Effects of Agricultural Land Management on Watersheds

Drive through rural United States and watch miles and miles of managed land roll by. Idaho, specifically, leads the country in beef and potato production, as well as barley and sugarbeets. Farmers in Idaho also use the land to grow several other crops, the combined effects of which can be devastating to Idaho’s watersheds. 


The agricultural industry needs huge amounts of land in order to grow crops and allow livestock to feed. Clearing land for agricultural purposes comes at a cost. Some watersheds are forested, which means losing those plants and trees increases erosion and can affect water quality. These lands are not only deforested, but the soil is also overworked. The soil is ploughed and then smoothed in order to prepare for planting. Tilling and threshing compresses the already smooth soil. These processes put the deforested land at even higher risk of causing major watershed runoff.  
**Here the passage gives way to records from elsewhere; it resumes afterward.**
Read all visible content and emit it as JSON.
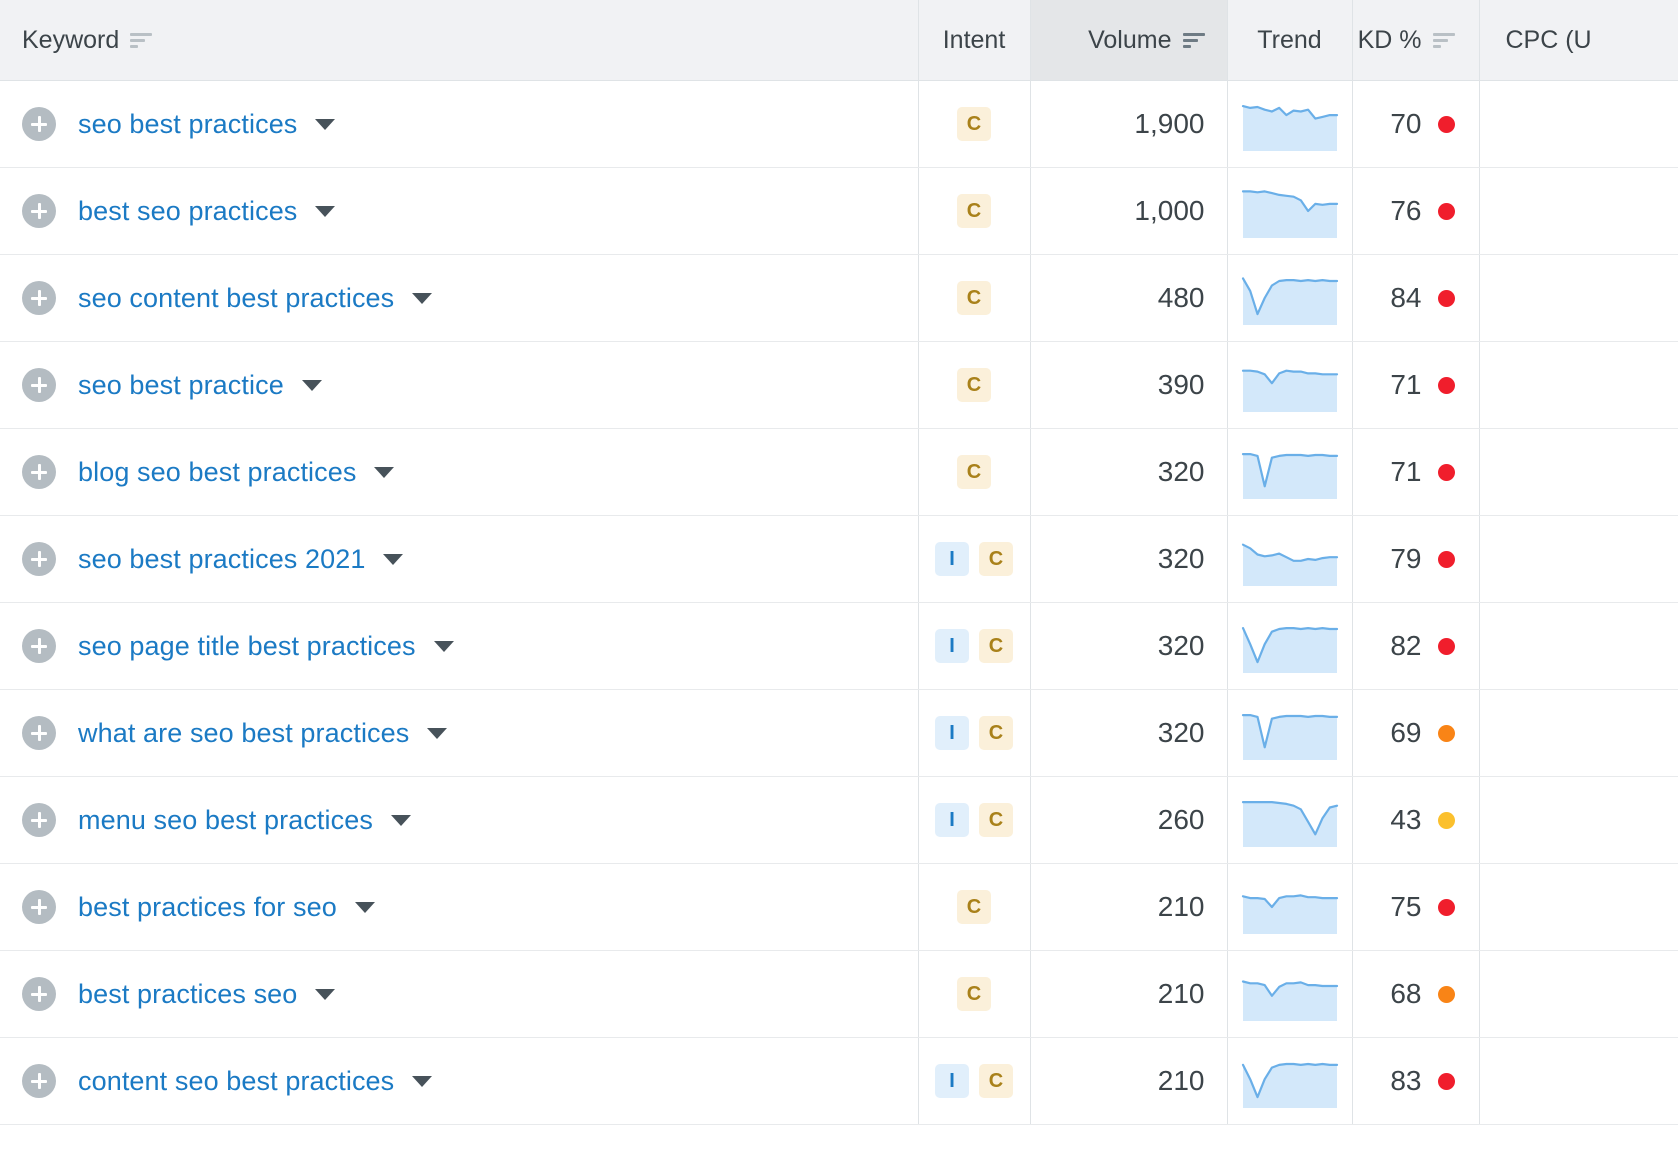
{
  "table": {
    "columns": [
      {
        "key": "keyword",
        "label": "Keyword",
        "sortable": true,
        "sort_active": false,
        "align": "left"
      },
      {
        "key": "intent",
        "label": "Intent",
        "sortable": false,
        "sort_active": false,
        "align": "center"
      },
      {
        "key": "volume",
        "label": "Volume",
        "sortable": true,
        "sort_active": true,
        "align": "right"
      },
      {
        "key": "trend",
        "label": "Trend",
        "sortable": false,
        "sort_active": false,
        "align": "center"
      },
      {
        "key": "kd",
        "label": "KD %",
        "sortable": true,
        "sort_active": false,
        "align": "right"
      },
      {
        "key": "cpc",
        "label": "CPC (U",
        "sortable": false,
        "sort_active": false,
        "align": "left"
      }
    ],
    "colors": {
      "link": "#1b7ac4",
      "header_bg": "#f1f2f4",
      "header_active_bg": "#e4e6e8",
      "badge_informational_bg": "#e1effb",
      "badge_informational_text": "#1b7ac4",
      "badge_commercial_bg": "#fbf0da",
      "badge_commercial_text": "#a9811a",
      "kd_red": "#f01e2c",
      "kd_orange": "#f98416",
      "kd_yellow": "#fbc02d",
      "sparkline_stroke": "#6aafe8",
      "sparkline_fill": "#d3e8fa",
      "add_button": "#b4bcc2"
    },
    "rows": [
      {
        "keyword": "seo best practices",
        "intent": [
          "C"
        ],
        "volume": "1,900",
        "kd": "70",
        "kd_color": "#f01e2c",
        "trend_points": [
          48,
          46,
          47,
          44,
          42,
          46,
          38,
          43,
          42,
          44,
          34,
          36,
          38,
          38
        ]
      },
      {
        "keyword": "best seo practices",
        "intent": [
          "C"
        ],
        "volume": "1,000",
        "kd": "76",
        "kd_color": "#f01e2c",
        "trend_points": [
          50,
          50,
          49,
          50,
          48,
          46,
          45,
          44,
          40,
          28,
          36,
          35,
          36,
          36
        ]
      },
      {
        "keyword": "seo content best practices",
        "intent": [
          "C"
        ],
        "volume": "480",
        "kd": "84",
        "kd_color": "#f01e2c",
        "trend_points": [
          50,
          36,
          10,
          28,
          42,
          47,
          48,
          48,
          47,
          48,
          47,
          48,
          47,
          47
        ]
      },
      {
        "keyword": "seo best practice",
        "intent": [
          "C"
        ],
        "volume": "390",
        "kd": "71",
        "kd_color": "#f01e2c",
        "trend_points": [
          44,
          44,
          43,
          40,
          30,
          41,
          44,
          43,
          43,
          41,
          41,
          40,
          40,
          40
        ]
      },
      {
        "keyword": "blog seo best practices",
        "intent": [
          "C"
        ],
        "volume": "320",
        "kd": "71",
        "kd_color": "#f01e2c",
        "trend_points": [
          48,
          48,
          46,
          12,
          44,
          46,
          47,
          47,
          47,
          46,
          47,
          47,
          46,
          46
        ]
      },
      {
        "keyword": "seo best practices 2021",
        "intent": [
          "I",
          "C"
        ],
        "volume": "320",
        "kd": "79",
        "kd_color": "#f01e2c",
        "trend_points": [
          44,
          40,
          33,
          31,
          32,
          34,
          30,
          26,
          26,
          28,
          27,
          29,
          30,
          30
        ]
      },
      {
        "keyword": "seo page title best practices",
        "intent": [
          "I",
          "C"
        ],
        "volume": "320",
        "kd": "82",
        "kd_color": "#f01e2c",
        "trend_points": [
          48,
          30,
          10,
          30,
          44,
          47,
          48,
          48,
          47,
          48,
          47,
          48,
          47,
          47
        ]
      },
      {
        "keyword": "what are seo best practices",
        "intent": [
          "I",
          "C"
        ],
        "volume": "320",
        "kd": "69",
        "kd_color": "#f98416",
        "trend_points": [
          48,
          48,
          46,
          12,
          44,
          46,
          47,
          47,
          47,
          46,
          47,
          47,
          46,
          46
        ]
      },
      {
        "keyword": "menu seo best practices",
        "intent": [
          "I",
          "C"
        ],
        "volume": "260",
        "kd": "43",
        "kd_color": "#fbc02d",
        "trend_points": [
          48,
          48,
          48,
          48,
          48,
          47,
          46,
          44,
          40,
          26,
          12,
          30,
          42,
          44
        ]
      },
      {
        "keyword": "best practices for seo",
        "intent": [
          "C"
        ],
        "volume": "210",
        "kd": "75",
        "kd_color": "#f01e2c",
        "trend_points": [
          40,
          38,
          38,
          37,
          28,
          38,
          40,
          40,
          41,
          39,
          39,
          38,
          38,
          38
        ]
      },
      {
        "keyword": "best practices seo",
        "intent": [
          "C"
        ],
        "volume": "210",
        "kd": "68",
        "kd_color": "#f98416",
        "trend_points": [
          42,
          40,
          40,
          38,
          26,
          36,
          40,
          40,
          41,
          38,
          38,
          37,
          37,
          37
        ]
      },
      {
        "keyword": "content seo best practices",
        "intent": [
          "I",
          "C"
        ],
        "volume": "210",
        "kd": "83",
        "kd_color": "#f01e2c",
        "trend_points": [
          46,
          30,
          10,
          30,
          43,
          46,
          47,
          47,
          46,
          47,
          46,
          47,
          46,
          46
        ]
      }
    ]
  }
}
The use of fertilizers and pesticides disrupts the healthy balance of ecosystems. Although pesticide use is usually limited to a specific time of year, some chemicals stay in the soil for many months, even years. As naturally-occurring absorption sites, like plants, trees, and soil, are removed or overworked, the likelihood that pesticides end up in a watershed increases.  


Uninterrupted livestock usage of waterways can also have a negative effect on water quality.

Riparian zones are the pieces of land alongside a waterway, like flood plains or waterbanks. Though these strips of land do not cover a large surface area, the vegetation is usually varied, lush, and attractive to livestock. Loss of riparian zones on bodies of water within a watershed poses a threat to the watershed as a whole. 


However, there are strategies for responsible agricultural development. When used properly and enthusiastically, Best Management Practices can alleviate agricultural stress on watersheds. The goal of CORE-4, a collection of four Best Management Practices, is “improving farm profitability while addressing environmental concerns.” The CORE-4 are buffers, conservation tillage, crop nutrient management, and weed and pest management.


All four of these practices could contribute to a watershed’s success, with specific attention paid to buffers and conservation tillage. Buffers refer specifically to strategically planted trees and grasses along waterways, like riparian zones, that filter nutrients and keep the riparian zones strong and stable. Conservation tillage includes less-disruptive tilling practices, which reduces erosion and improves soil and water quality.


With respect to watersheds, the CORE-4 focuses primarily on the ever-important goal of decreasing erosion.These best practices aim to benefit both the farmers and ranchers themselves, as well as the environment that provides their livelihoods. The success of these simple and incredibly effective tools for watershed success suffers from two major challenges: public knowledge of its effectiveness, and resistance to its implementation. If embraced, the CORE-4 could be a saving grace for Idaho’s watersheds.